**WHAT THE TASK REQUIRES:**
Return only those lines of the listing that hold the word "link".

**RECORD EXCERPTS:**
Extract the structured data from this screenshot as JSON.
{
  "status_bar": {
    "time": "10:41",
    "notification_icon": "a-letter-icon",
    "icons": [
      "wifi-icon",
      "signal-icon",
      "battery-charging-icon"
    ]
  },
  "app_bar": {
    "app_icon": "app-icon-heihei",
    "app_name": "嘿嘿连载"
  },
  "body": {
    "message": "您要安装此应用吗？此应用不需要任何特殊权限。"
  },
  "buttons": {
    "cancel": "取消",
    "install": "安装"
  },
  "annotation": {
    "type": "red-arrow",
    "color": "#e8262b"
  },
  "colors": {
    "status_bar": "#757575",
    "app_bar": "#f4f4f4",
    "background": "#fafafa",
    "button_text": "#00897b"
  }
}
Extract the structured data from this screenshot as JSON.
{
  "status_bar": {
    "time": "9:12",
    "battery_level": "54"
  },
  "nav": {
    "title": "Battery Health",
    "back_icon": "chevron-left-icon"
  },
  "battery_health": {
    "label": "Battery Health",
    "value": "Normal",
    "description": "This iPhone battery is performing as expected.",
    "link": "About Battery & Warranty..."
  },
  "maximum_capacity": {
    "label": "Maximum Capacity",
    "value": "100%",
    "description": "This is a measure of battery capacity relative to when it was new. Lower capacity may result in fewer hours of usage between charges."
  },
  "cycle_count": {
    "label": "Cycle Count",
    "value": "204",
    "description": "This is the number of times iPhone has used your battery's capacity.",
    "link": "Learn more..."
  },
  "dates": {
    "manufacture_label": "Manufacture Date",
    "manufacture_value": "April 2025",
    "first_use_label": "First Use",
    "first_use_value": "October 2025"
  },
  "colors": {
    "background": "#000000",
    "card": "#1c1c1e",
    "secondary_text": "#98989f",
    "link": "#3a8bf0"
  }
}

**ANSWER FOR THIS EXERCISE:**
    "link": "About Battery & Warranty..."
    "link": "Learn more..."
    "link": "#3a8bf0"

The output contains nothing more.